| Task item |
Determine the number of lines in the data below that contain the string "буря", and respond with that number alone.

Stored items from a collection:
※

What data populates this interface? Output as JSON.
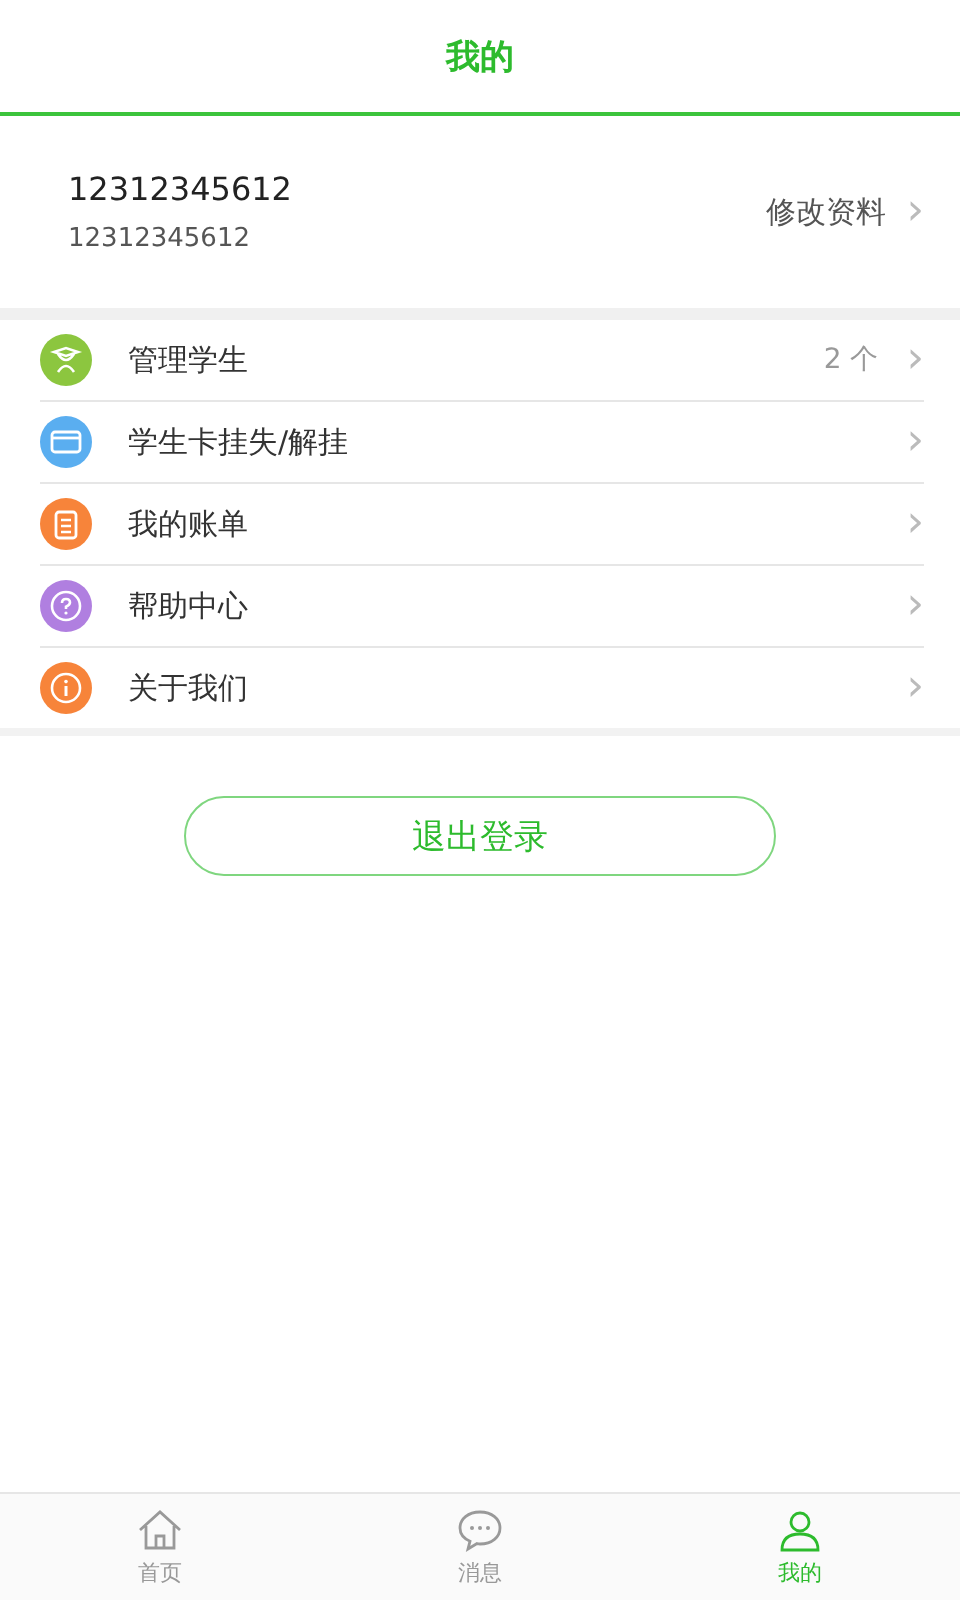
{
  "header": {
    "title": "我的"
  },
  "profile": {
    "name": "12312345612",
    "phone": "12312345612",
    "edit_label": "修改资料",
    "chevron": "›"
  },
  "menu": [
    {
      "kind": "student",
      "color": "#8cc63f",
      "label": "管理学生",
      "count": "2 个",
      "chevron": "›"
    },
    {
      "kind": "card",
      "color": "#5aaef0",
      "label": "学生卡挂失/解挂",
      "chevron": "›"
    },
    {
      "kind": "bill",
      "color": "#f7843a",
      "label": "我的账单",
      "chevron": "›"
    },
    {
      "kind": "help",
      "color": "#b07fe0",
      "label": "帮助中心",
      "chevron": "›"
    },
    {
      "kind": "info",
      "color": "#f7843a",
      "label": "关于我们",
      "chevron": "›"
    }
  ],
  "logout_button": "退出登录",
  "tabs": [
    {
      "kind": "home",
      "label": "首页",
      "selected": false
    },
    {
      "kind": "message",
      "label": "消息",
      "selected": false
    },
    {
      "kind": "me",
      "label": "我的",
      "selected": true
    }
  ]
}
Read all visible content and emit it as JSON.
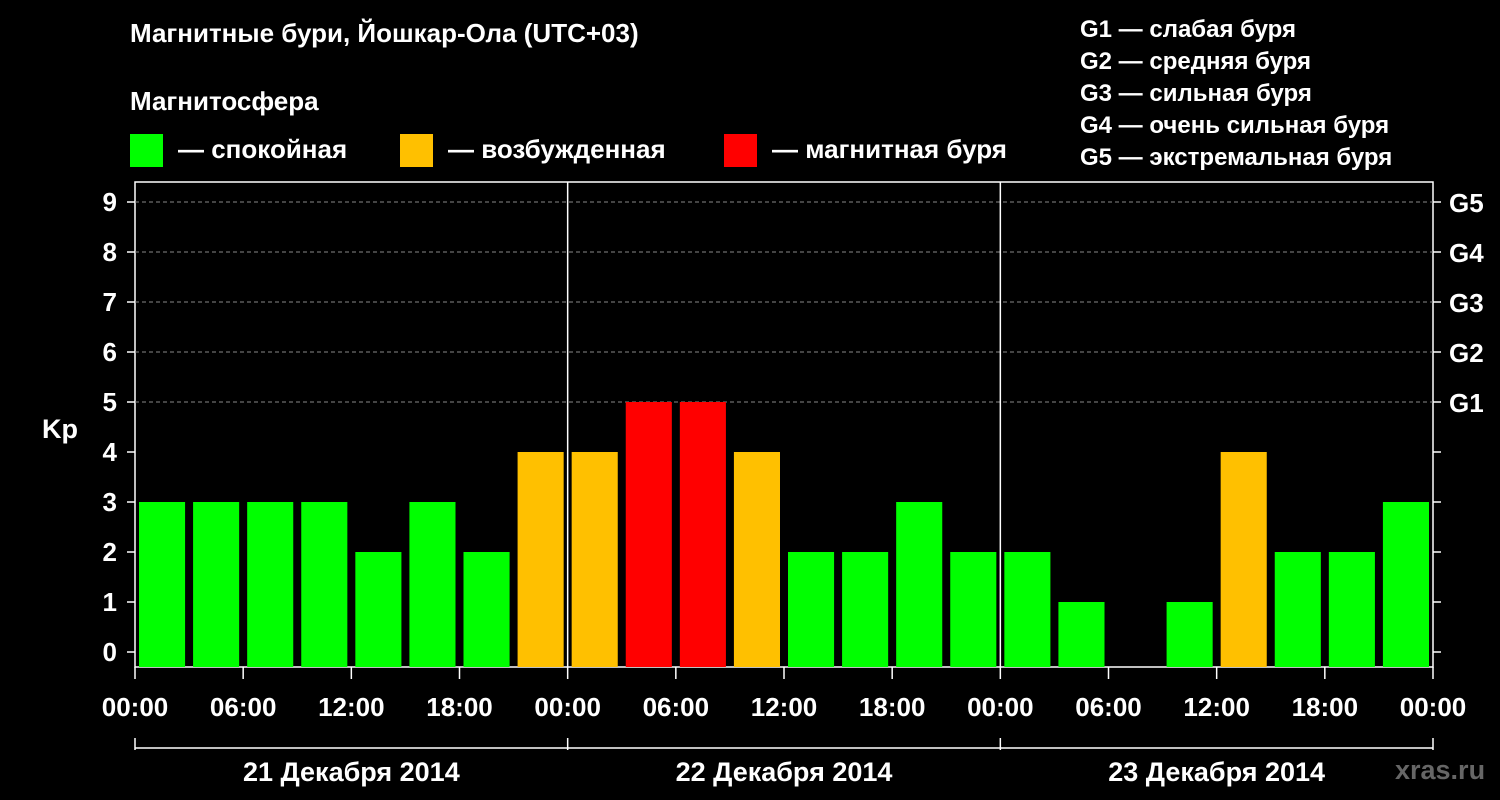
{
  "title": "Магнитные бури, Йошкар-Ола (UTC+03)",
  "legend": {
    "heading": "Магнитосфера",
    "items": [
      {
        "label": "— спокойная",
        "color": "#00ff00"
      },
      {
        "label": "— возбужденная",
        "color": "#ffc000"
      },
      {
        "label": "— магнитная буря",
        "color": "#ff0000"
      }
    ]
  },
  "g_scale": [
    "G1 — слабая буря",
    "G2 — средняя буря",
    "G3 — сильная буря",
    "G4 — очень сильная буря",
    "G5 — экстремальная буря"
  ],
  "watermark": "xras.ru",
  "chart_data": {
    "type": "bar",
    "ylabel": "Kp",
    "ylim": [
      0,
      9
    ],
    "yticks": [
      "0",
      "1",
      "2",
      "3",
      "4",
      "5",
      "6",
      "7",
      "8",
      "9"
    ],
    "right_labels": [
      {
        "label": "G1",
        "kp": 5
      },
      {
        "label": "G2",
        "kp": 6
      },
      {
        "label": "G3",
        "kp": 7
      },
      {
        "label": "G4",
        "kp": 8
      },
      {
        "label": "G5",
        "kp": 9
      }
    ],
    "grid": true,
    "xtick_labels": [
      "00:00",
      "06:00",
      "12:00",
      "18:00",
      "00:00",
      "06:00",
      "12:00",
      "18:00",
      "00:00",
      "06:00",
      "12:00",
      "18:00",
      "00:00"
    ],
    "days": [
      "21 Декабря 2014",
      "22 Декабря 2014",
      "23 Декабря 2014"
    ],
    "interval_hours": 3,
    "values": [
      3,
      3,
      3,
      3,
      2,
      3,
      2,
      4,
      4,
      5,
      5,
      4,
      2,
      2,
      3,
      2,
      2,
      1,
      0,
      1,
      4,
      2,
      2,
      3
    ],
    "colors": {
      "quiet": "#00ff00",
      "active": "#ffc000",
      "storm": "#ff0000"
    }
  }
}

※

| Task result |
6